         The situation concerning British ex-internees in Tientsin is temporarily in hand. Those without homes are billeted in H.B.M. Consul General's residence, the late Manchuko Consulate and the Cloisters of All Saints Church. They are being cared for by the Marine Corps who provide food, coal and cooks but are financed out of a grant of FRB$100,000,000 which was obtained from the Japanese Consulate account rehabilitation expenses. These arrangements cannot carry on much longer and there is in consequence urgent need for the establishment of regular relief payments which, on account of the financial position, will be difficult to finance. Many returnees, having viewed the wreck, are now prepared to be repatriated and it is suggested that efforts be made to get them out by the next ship.


         British interests and nationals are under a great debt of gratitude to Mr. O. Joerg, Consul for Switzerland, and his staff, for the untiring work put in by them. Results achieved speak for themselves.
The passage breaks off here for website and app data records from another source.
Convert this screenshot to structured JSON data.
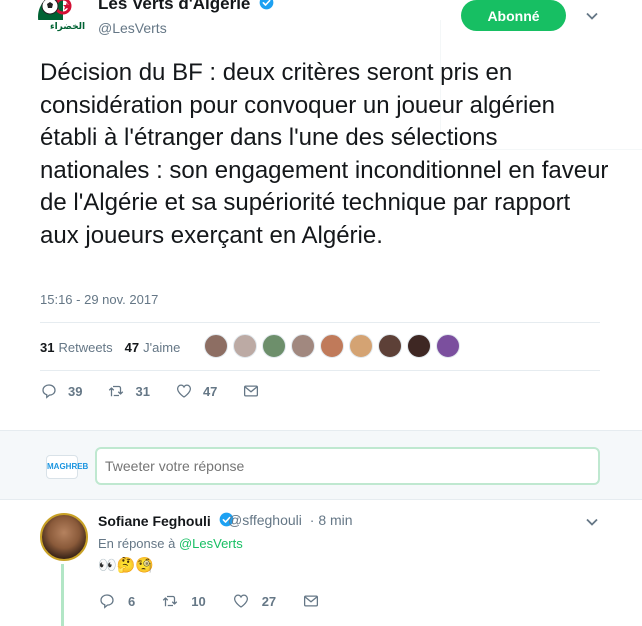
{
  "tweet": {
    "author_name": "Les Verts d'Algérie",
    "author_handle": "@LesVerts",
    "follow_label": "Abonné",
    "text": "Décision du BF : deux critères seront pris en considération pour convoquer un joueur algérien établi à l'étranger dans l'une des sélections nationales : son engagement inconditionnel en faveur de l'Algérie et sa supériorité technique par rapport aux joueurs exerçant en Algérie.",
    "timestamp": "15:16 - 29 nov. 2017",
    "retweets_count": "31",
    "retweets_label": "Retweets",
    "likes_count": "47",
    "likes_label": "J'aime",
    "reply_count": "39",
    "retweet_action_count": "31",
    "like_action_count": "47",
    "avatar_label": "الخضراء"
  },
  "reply_box": {
    "placeholder": "Tweeter votre réponse",
    "user_avatar_label": "MAGHREB"
  },
  "reply_tweet": {
    "author_name": "Sofiane Feghouli",
    "author_handle": "@sffeghouli",
    "time": "· 8 min",
    "replying_prefix": "En réponse à",
    "replying_to": "@LesVerts",
    "text": "👀🤔🧐",
    "reply_count": "6",
    "retweet_count": "10",
    "like_count": "27"
  },
  "colors": {
    "accent": "#17bf63",
    "secondary_text": "#657786",
    "verified": "#1da1f2"
  }
}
Also the internees of Weihsien Camp are sensible and deeply appreciative of the untiring efforts of Mr. V.E. Egger, Swiss Consular Representative at Tsingtao, whose regular visits to the Camp were of great assistance.


SHANGHAI, 22nd November, 1945